START Exercise data

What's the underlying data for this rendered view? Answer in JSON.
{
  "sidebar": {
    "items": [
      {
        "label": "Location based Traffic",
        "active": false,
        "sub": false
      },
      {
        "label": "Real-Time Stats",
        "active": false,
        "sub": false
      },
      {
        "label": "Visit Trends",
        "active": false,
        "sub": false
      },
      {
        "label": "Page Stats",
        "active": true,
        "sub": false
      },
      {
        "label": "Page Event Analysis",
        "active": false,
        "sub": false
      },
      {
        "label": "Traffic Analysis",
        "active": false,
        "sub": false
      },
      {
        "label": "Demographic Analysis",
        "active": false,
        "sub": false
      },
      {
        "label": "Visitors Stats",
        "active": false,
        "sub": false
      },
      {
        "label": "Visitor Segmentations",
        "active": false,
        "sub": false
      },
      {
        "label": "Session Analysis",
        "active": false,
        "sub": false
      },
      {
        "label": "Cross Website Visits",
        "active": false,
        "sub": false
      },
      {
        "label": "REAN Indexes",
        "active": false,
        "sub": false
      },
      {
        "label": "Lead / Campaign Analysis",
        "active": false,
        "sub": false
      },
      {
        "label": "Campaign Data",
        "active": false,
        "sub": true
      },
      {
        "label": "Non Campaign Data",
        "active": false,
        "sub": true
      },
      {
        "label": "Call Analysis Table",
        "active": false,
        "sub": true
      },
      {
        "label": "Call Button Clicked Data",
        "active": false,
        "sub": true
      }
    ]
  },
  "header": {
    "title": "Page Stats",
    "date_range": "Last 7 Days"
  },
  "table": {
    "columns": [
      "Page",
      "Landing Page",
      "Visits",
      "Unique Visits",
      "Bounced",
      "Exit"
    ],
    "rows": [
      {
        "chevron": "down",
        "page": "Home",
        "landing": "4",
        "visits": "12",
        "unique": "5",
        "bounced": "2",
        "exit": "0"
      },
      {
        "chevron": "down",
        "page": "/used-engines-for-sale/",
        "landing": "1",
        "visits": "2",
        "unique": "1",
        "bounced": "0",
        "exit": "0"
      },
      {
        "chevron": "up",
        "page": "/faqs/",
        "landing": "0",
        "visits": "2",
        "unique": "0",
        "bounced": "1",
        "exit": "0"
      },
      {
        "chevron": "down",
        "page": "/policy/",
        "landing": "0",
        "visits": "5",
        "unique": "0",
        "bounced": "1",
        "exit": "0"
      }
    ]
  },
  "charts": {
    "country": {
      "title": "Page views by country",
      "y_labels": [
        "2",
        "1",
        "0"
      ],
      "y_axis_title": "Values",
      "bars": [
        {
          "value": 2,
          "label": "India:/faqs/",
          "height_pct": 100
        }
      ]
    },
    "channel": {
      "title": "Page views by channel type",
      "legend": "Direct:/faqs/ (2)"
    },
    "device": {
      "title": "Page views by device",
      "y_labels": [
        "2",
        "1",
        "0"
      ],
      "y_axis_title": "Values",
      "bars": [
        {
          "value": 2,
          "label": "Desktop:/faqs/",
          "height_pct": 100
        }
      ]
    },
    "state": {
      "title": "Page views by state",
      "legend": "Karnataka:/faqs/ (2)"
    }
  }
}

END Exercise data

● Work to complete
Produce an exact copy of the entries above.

● Finished task
What's the underlying data for this rendered view? Answer in JSON.
{
  "sidebar": {
    "items": [
      {
        "label": "Location based Traffic",
        "active": false,
        "sub": false
      },
      {
        "label": "Real-Time Stats",
        "active": false,
        "sub": false
      },
      {
        "label": "Visit Trends",
        "active": false,
        "sub": false
      },
      {
        "label": "Page Stats",
        "active": true,
        "sub": false
      },
      {
        "label": "Page Event Analysis",
        "active": false,
        "sub": false
      },
      {
        "label": "Traffic Analysis",
        "active": false,
        "sub": false
      },
      {
        "label": "Demographic Analysis",
        "active": false,
        "sub": false
      },
      {
        "label": "Visitors Stats",
        "active": false,
        "sub": false
      },
      {
        "label": "Visitor Segmentations",
        "active": false,
        "sub": false
      },
      {
        "label": "Session Analysis",
        "active": false,
        "sub": false
      },
      {
        "label": "Cross Website Visits",
        "active": false,
        "sub": false
      },
      {
        "label": "REAN Indexes",
        "active": false,
        "sub": false
      },
      {
        "label": "Lead / Campaign Analysis",
        "active": false,
        "sub": false
      },
      {
        "label": "Campaign Data",
        "active": false,
        "sub": true
      },
      {
        "label": "Non Campaign Data",
        "active": false,
        "sub": true
      },
      {
        "label": "Call Analysis Table",
        "active": false,
        "sub": true
      },
      {
        "label": "Call Button Clicked Data",
        "active": false,
        "sub": true
      }
    ]
  },
  "header": {
    "title": "Page Stats",
    "date_range": "Last 7 Days"
  },
  "table": {
    "columns": [
      "Page",
      "Landing Page",
      "Visits",
      "Unique Visits",
      "Bounced",
      "Exit"
    ],
    "rows": [
      {
        "chevron": "down",
        "page": "Home",
        "landing": "4",
        "visits": "12",
        "unique": "5",
        "bounced": "2",
        "exit": "0"
      },
      {
        "chevron": "down",
        "page": "/used-engines-for-sale/",
        "landing": "1",
        "visits": "2",
        "unique": "1",
        "bounced": "0",
        "exit": "0"
      },
      {
        "chevron": "up",
        "page": "/faqs/",
        "landing": "0",
        "visits": "2",
        "unique": "0",
        "bounced": "1",
        "exit": "0"
      },
      {
        "chevron": "down",
        "page": "/policy/",
        "landing": "0",
        "visits": "5",
        "unique": "0",
        "bounced": "1",
        "exit": "0"
      }
    ]
  },
  "charts": {
    "country": {
      "title": "Page views by country",
      "y_labels": [
        "2",
        "1",
        "0"
      ],
      "y_axis_title": "Values",
      "bars": [
        {
          "value": 2,
          "label": "India:/faqs/",
          "height_pct": 100
        }
      ]
    },
    "channel": {
      "title": "Page views by channel type",
      "legend": "Direct:/faqs/ (2)"
    },
    "device": {
      "title": "Page views by device",
      "y_labels": [
        "2",
        "1",
        "0"
      ],
      "y_axis_title": "Values",
      "bars": [
        {
          "value": 2,
          "label": "Desktop:/faqs/",
          "height_pct": 100
        }
      ]
    },
    "state": {
      "title": "Page views by state",
      "legend": "Karnataka:/faqs/ (2)"
    }
  }
}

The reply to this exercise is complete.